On our journey, I believe Jesus desires us to be our authentic, child-of-God selves.
If Only No One Played The Hunger Games
My granddaughter insisted I read The Hunger Games by Suzanne Collins. Once I read the first book in the trilogy, I couldn’t wait to read Catching Fire and Mockingjay. Unlike Annika, I won’t be standing in a line at midnight to be one of the first to see the movie on March 23, but I did peek in the People Magazine she lent me to check out whose playing whom. The characters are compelling and the story exciting.
This is an often-told story of greed and power run amuck. In the post-apocalyptic nation of Panem, President Snow dwells in the Capitol and rules the nation. He devises the Hunger Games after an uprising which destroyed District 13. Once a year, two children between the ages of 12 and 18 from each of the remaining twelve districts are chosen by lottery to compete in nail-biting, death-defying games. The rules say only one of the twenty-four children may be left alive at the end of the games.
As the story unfolds, we experience what happens when lust for power, an insatiable appetite for wealth, and a need to control on the part of a few make the lives of subordinates and their children miserable.
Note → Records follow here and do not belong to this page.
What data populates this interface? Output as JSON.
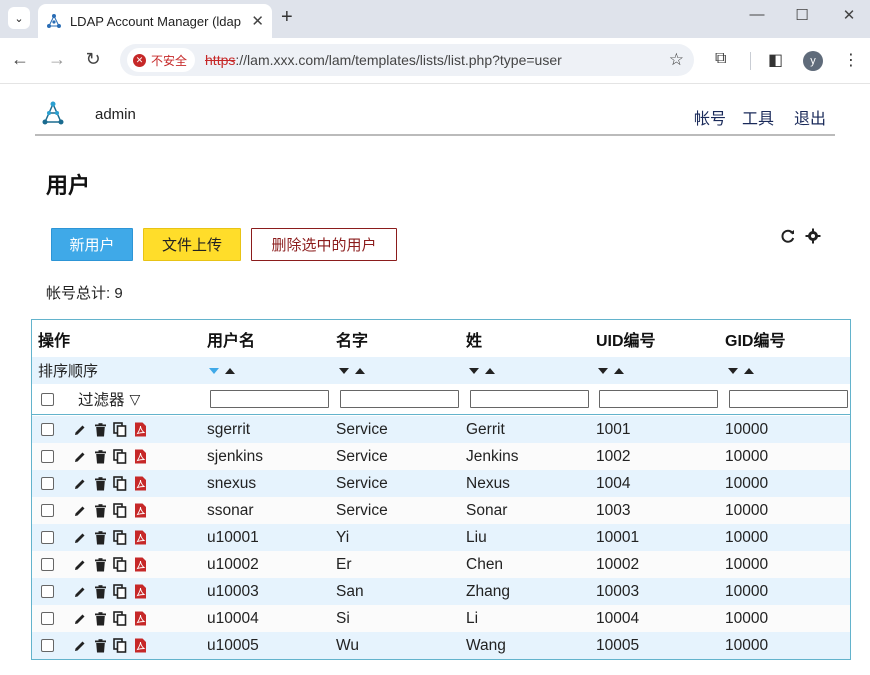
{
  "browser": {
    "tab_title": "LDAP Account Manager (ldap",
    "security_label": "不安全",
    "url_scheme": "https",
    "url_rest": "://lam.xxx.com/lam/templates/lists/list.php?type=user",
    "profile_initial": "y"
  },
  "header": {
    "user": "admin",
    "links": [
      "帐号",
      "工具",
      "退出"
    ]
  },
  "page": {
    "title": "用户",
    "buttons": {
      "new": "新用户",
      "upload": "文件上传",
      "delete": "删除选中的用户"
    },
    "total_label": "帐号总计: 9"
  },
  "table": {
    "headers": [
      "操作",
      "用户名",
      "名字",
      "姓",
      "UID编号",
      "GID编号"
    ],
    "sort_label": "排序顺序",
    "filter_label": "过滤器",
    "rows": [
      {
        "username": "sgerrit",
        "first": "Service",
        "last": "Gerrit",
        "uid": "1001",
        "gid": "10000"
      },
      {
        "username": "sjenkins",
        "first": "Service",
        "last": "Jenkins",
        "uid": "1002",
        "gid": "10000"
      },
      {
        "username": "snexus",
        "first": "Service",
        "last": "Nexus",
        "uid": "1004",
        "gid": "10000"
      },
      {
        "username": "ssonar",
        "first": "Service",
        "last": "Sonar",
        "uid": "1003",
        "gid": "10000"
      },
      {
        "username": "u10001",
        "first": "Yi",
        "last": "Liu",
        "uid": "10001",
        "gid": "10000"
      },
      {
        "username": "u10002",
        "first": "Er",
        "last": "Chen",
        "uid": "10002",
        "gid": "10000"
      },
      {
        "username": "u10003",
        "first": "San",
        "last": "Zhang",
        "uid": "10003",
        "gid": "10000"
      },
      {
        "username": "u10004",
        "first": "Si",
        "last": "Li",
        "uid": "10004",
        "gid": "10000"
      },
      {
        "username": "u10005",
        "first": "Wu",
        "last": "Wang",
        "uid": "10005",
        "gid": "10000"
      }
    ]
  },
  "colors": {
    "accent": "#3fa9e8",
    "upload": "#ffdd2a",
    "delete": "#8b1c1c",
    "row_alt": "#e6f3fd",
    "table_border": "#63b3cc"
  }
}
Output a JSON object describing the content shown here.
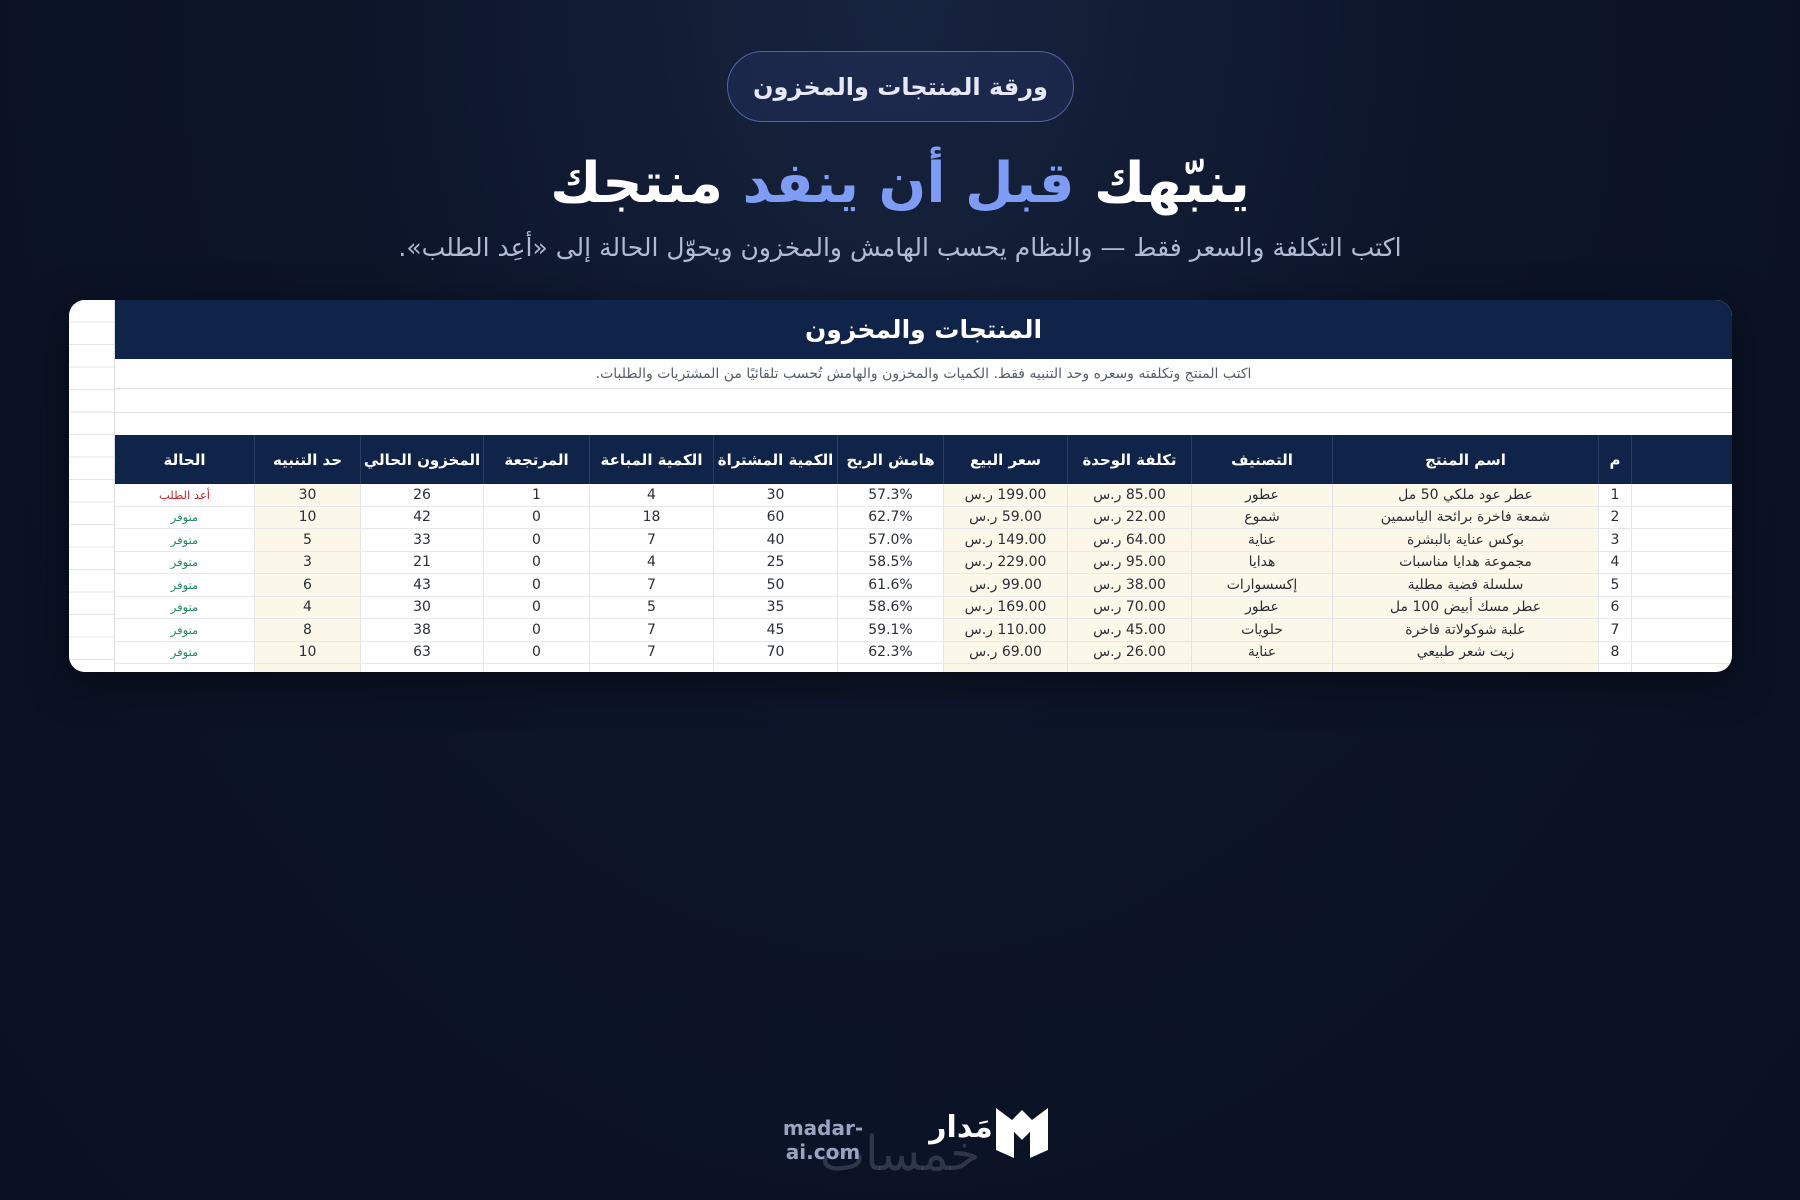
{
  "badge": "ورقة المنتجات والمخزون",
  "headline": {
    "part1": "ينبّهك ",
    "accent": "قبل أن ينفد",
    "part2": " منتجك"
  },
  "subtitle": "اكتب التكلفة والسعر فقط — والنظام يحسب الهامش والمخزون ويحوّل الحالة إلى «أعِد الطلب».",
  "sheet": {
    "title": "المنتجات والمخزون",
    "note": "اكتب المنتج وتكلفته وسعره وحد التنبيه فقط. الكميات والمخزون والهامش تُحسب تلقائيًا من المشتريات والطلبات.",
    "headers": {
      "idx": "م",
      "name": "اسم المنتج",
      "category": "التصنيف",
      "cost": "تكلفة الوحدة",
      "price": "سعر البيع",
      "margin": "هامش الربح",
      "bought": "الكمية المشتراة",
      "sold": "الكمية المباعة",
      "returned": "المرتجعة",
      "stock": "المخزون الحالي",
      "alert": "حد التنبيه",
      "status": "الحالة"
    },
    "rows": [
      {
        "idx": "1",
        "name": "عطر عود ملكي 50 مل",
        "category": "عطور",
        "cost": "85.00 ر.س",
        "price": "199.00 ر.س",
        "margin": "57.3%",
        "bought": "30",
        "sold": "4",
        "returned": "1",
        "stock": "26",
        "alert": "30",
        "status": "أعد الطلب",
        "status_color": "#c0262d"
      },
      {
        "idx": "2",
        "name": "شمعة فاخرة برائحة الياسمين",
        "category": "شموع",
        "cost": "22.00 ر.س",
        "price": "59.00 ر.س",
        "margin": "62.7%",
        "bought": "60",
        "sold": "18",
        "returned": "0",
        "stock": "42",
        "alert": "10",
        "status": "متوفر",
        "status_color": "#1f8a5b"
      },
      {
        "idx": "3",
        "name": "بوكس عناية بالبشرة",
        "category": "عناية",
        "cost": "64.00 ر.س",
        "price": "149.00 ر.س",
        "margin": "57.0%",
        "bought": "40",
        "sold": "7",
        "returned": "0",
        "stock": "33",
        "alert": "5",
        "status": "متوفر",
        "status_color": "#1f8a5b"
      },
      {
        "idx": "4",
        "name": "مجموعة هدايا مناسبات",
        "category": "هدايا",
        "cost": "95.00 ر.س",
        "price": "229.00 ر.س",
        "margin": "58.5%",
        "bought": "25",
        "sold": "4",
        "returned": "0",
        "stock": "21",
        "alert": "3",
        "status": "متوفر",
        "status_color": "#1f8a5b"
      },
      {
        "idx": "5",
        "name": "سلسلة فضية مطلية",
        "category": "إكسسوارات",
        "cost": "38.00 ر.س",
        "price": "99.00 ر.س",
        "margin": "61.6%",
        "bought": "50",
        "sold": "7",
        "returned": "0",
        "stock": "43",
        "alert": "6",
        "status": "متوفر",
        "status_color": "#1f8a5b"
      },
      {
        "idx": "6",
        "name": "عطر مسك أبيض 100 مل",
        "category": "عطور",
        "cost": "70.00 ر.س",
        "price": "169.00 ر.س",
        "margin": "58.6%",
        "bought": "35",
        "sold": "5",
        "returned": "0",
        "stock": "30",
        "alert": "4",
        "status": "متوفر",
        "status_color": "#1f8a5b"
      },
      {
        "idx": "7",
        "name": "علبة شوكولاتة فاخرة",
        "category": "حلويات",
        "cost": "45.00 ر.س",
        "price": "110.00 ر.س",
        "margin": "59.1%",
        "bought": "45",
        "sold": "7",
        "returned": "0",
        "stock": "38",
        "alert": "8",
        "status": "متوفر",
        "status_color": "#1f8a5b"
      },
      {
        "idx": "8",
        "name": "زيت شعر طبيعي",
        "category": "عناية",
        "cost": "26.00 ر.س",
        "price": "69.00 ر.س",
        "margin": "62.3%",
        "bought": "70",
        "sold": "7",
        "returned": "0",
        "stock": "63",
        "alert": "10",
        "status": "متوفر",
        "status_color": "#1f8a5b"
      }
    ]
  },
  "footer": {
    "site": "madar-ai.com",
    "brand": "مَدار",
    "watermark": "خمسات"
  },
  "colors": {
    "accent": "#7f9cf5",
    "header_bg": "#102348",
    "input_bg": "#fbf8ea",
    "alert_red": "#c0262d",
    "ok_green": "#1f8a5b"
  }
}
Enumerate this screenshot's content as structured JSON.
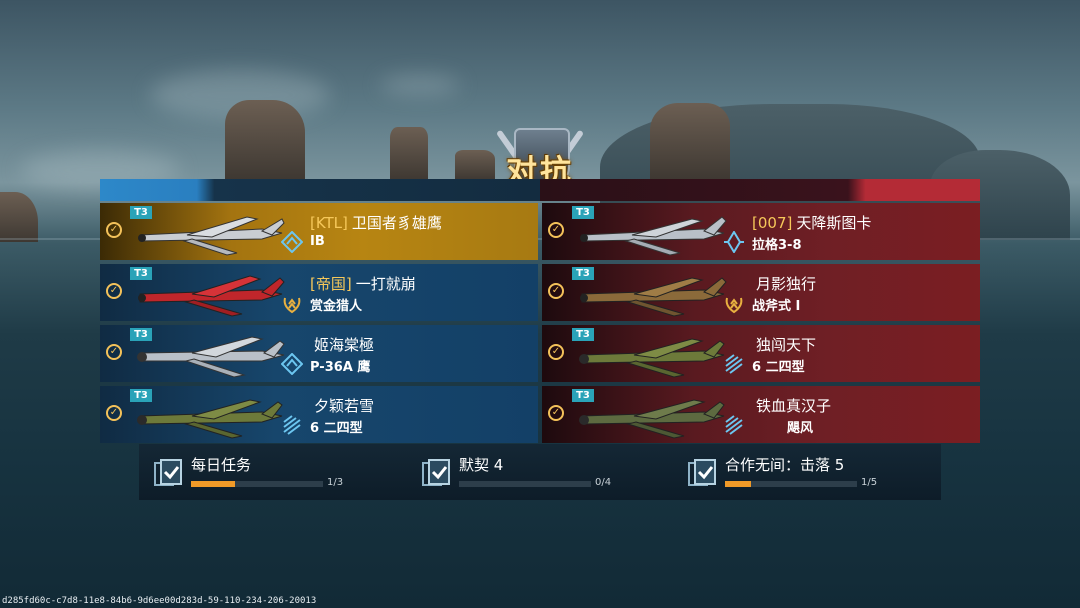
{
  "title": "对抗",
  "teams": {
    "blue_color": "#2a7fc0",
    "red_color": "#b42b36"
  },
  "blue_team": [
    {
      "tier": "T3",
      "clan": "[KTL]",
      "name": "卫国者豸雄鹰",
      "sub": "IB",
      "rank_icon": "diamond-icon",
      "plane_color": "#c9cdd2",
      "highlight": true
    },
    {
      "tier": "T3",
      "clan": "[帝国]",
      "name": "一打就崩",
      "sub": "赏金猎人",
      "rank_icon": "laurel-icon",
      "plane_color": "#c0262b",
      "highlight": false
    },
    {
      "tier": "T3",
      "clan": "",
      "name": "姬海棠極",
      "sub": "P-36A 鹰",
      "rank_icon": "diamond-icon",
      "plane_color": "#b9c0c8",
      "highlight": false
    },
    {
      "tier": "T3",
      "clan": "",
      "name": "夕颖若雪",
      "sub": "6 二四型",
      "rank_icon": "chevrons-icon",
      "plane_color": "#6d7a3a",
      "highlight": false
    }
  ],
  "red_team": [
    {
      "tier": "T3",
      "clan": "[007]",
      "name": "天降斯图卡",
      "sub": "拉格3-8",
      "rank_icon": "crystal-icon",
      "plane_color": "#b9c0c8"
    },
    {
      "tier": "T3",
      "clan": "",
      "name": "月影独行",
      "sub": "战斧式 I",
      "rank_icon": "laurel-icon",
      "plane_color": "#8b6a3a"
    },
    {
      "tier": "T3",
      "clan": "",
      "name": "独闯天下",
      "sub": "6 二四型",
      "rank_icon": "chevrons-icon",
      "plane_color": "#6d7a3a"
    },
    {
      "tier": "T3",
      "clan": "",
      "name": "铁血真汉子",
      "sub": "飓风",
      "rank_icon": "chevrons-icon",
      "plane_color": "#5d6a40"
    }
  ],
  "missions": [
    {
      "label": "每日任务",
      "progress": "1/3",
      "fraction": 0.33
    },
    {
      "label": "默契 4",
      "progress": "0/4",
      "fraction": 0
    },
    {
      "label": "合作无间：击落 5",
      "progress": "1/5",
      "fraction": 0.2
    }
  ],
  "footer_id": "d285fd60c-c7d8-11e8-84b6-9d6ee00d283d-59-110-234-206-20013"
}
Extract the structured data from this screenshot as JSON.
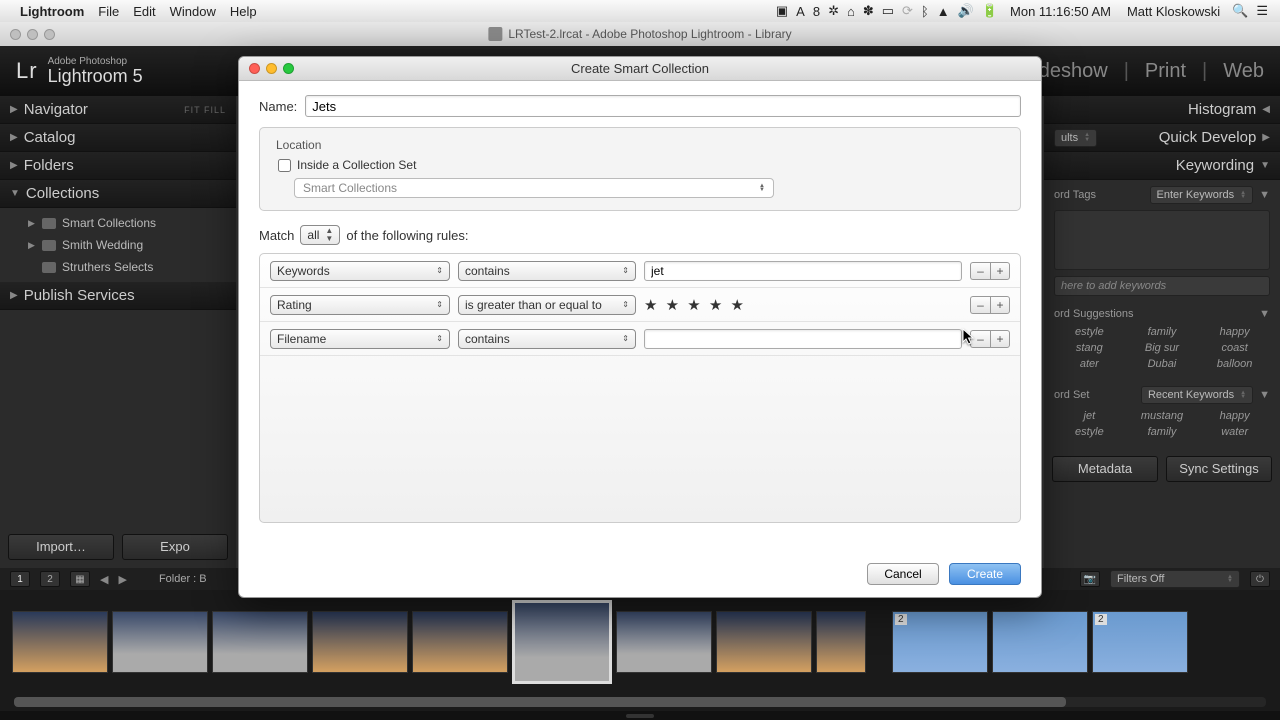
{
  "menubar": {
    "app": "Lightroom",
    "items": [
      "File",
      "Edit",
      "Window",
      "Help"
    ],
    "clock": "Mon 11:16:50 AM",
    "user": "Matt Kloskowski"
  },
  "window": {
    "title": "LRTest-2.lrcat - Adobe Photoshop Lightroom - Library"
  },
  "header": {
    "brand_sub1": "Adobe Photoshop",
    "brand_main": "Lightroom 5",
    "modules": [
      "deshow",
      "Print",
      "Web"
    ]
  },
  "left": {
    "navigator": {
      "label": "Navigator",
      "hints": "FIT   FILL"
    },
    "catalog": "Catalog",
    "folders": "Folders",
    "collections": {
      "label": "Collections",
      "items": [
        "Smart Collections",
        "Smith Wedding",
        "Struthers Selects"
      ]
    },
    "publish": "Publish Services",
    "import_btn": "Import…",
    "export_btn": "Expo"
  },
  "right": {
    "histogram": "Histogram",
    "quickdev": "Quick Develop",
    "quickdev_hint": "ults",
    "keywording": "Keywording",
    "kw_tags": "ord Tags",
    "kw_enter": "Enter Keywords",
    "kw_placeholder": "here to add keywords",
    "suggestions": {
      "label": "ord Suggestions",
      "items": [
        "estyle",
        "family",
        "happy",
        "stang",
        "Big sur",
        "coast",
        "ater",
        "Dubai",
        "balloon"
      ]
    },
    "kwset_label": "ord Set",
    "kwset_sel": "Recent Keywords",
    "kwset_items": [
      "jet",
      "mustang",
      "happy",
      "estyle",
      "family",
      "water"
    ],
    "sync_meta": "Metadata",
    "sync_set": "Sync Settings"
  },
  "filmstrip": {
    "nums": [
      "1",
      "2"
    ],
    "folder": "Folder : B",
    "filters": "Filters Off",
    "badge2": "2"
  },
  "dialog": {
    "title": "Create Smart Collection",
    "name_label": "Name:",
    "name_value": "Jets",
    "location_label": "Location",
    "inside_label": "Inside a Collection Set",
    "collset_sel": "Smart Collections",
    "match_pre": "Match",
    "match_sel": "all",
    "match_post": "of the following rules:",
    "rules": [
      {
        "attr": "Keywords",
        "op": "contains",
        "val": "jet"
      },
      {
        "attr": "Rating",
        "op": "is greater than or equal to",
        "stars": "★ ★ ★ ★ ★"
      },
      {
        "attr": "Filename",
        "op": "contains",
        "val": ""
      }
    ],
    "minus": "–",
    "plus": "+",
    "cancel": "Cancel",
    "create": "Create"
  }
}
They scrape by with little income, search for food to keep from starving, and are oppressed into submission – but most of all – they live in fear. And fear inhabiting any heart does not allow for freedom.
At the end of the story, Katniss, the narrator, says, “I no longer feel any allegiance to these monsters called human beings, despise being one myself….Because something is significantly wrong with a creature that sacrifices its children’s lives to settle its differences. You can spin it any way you like. Snow thought the Hunger Games were an efficient means of control…But in the end, who does it benefit?.…The truth is, it benefits no one to live in a world where these things happen.” (Mockingjay, pg. 377)
She’s right. By the time she says this, those who schemed the horrible atrocities were pitiable, empty
shells. Scores of men, women, and children who were used to provide goods and services for those in power were either killed or maimed.
When Katniss speaks, I hunger. I hunger for the leaders and the subordinates of our tortured world, for those who grasp onto power in their little corner of control, for any man, woman or child who chooses to bully anyone to hear the words of Jesus. At the beginning of his ministry, he sits on the side of a mountain and speaks in his usual counter-intuitive style. He talks about what the Kingdom of God looks like. He says that those who receive ultimate, total, complete well-being from God himself are those who are hungry and thirsty for what is good and loving and harmonious and generous and patient and kind and faithful and peaceful and gentle.
I wonder what would happen if those were the games we played.
Ruth Vander Zee
Author of WOMAN MEETS JESUS
Journey of Faith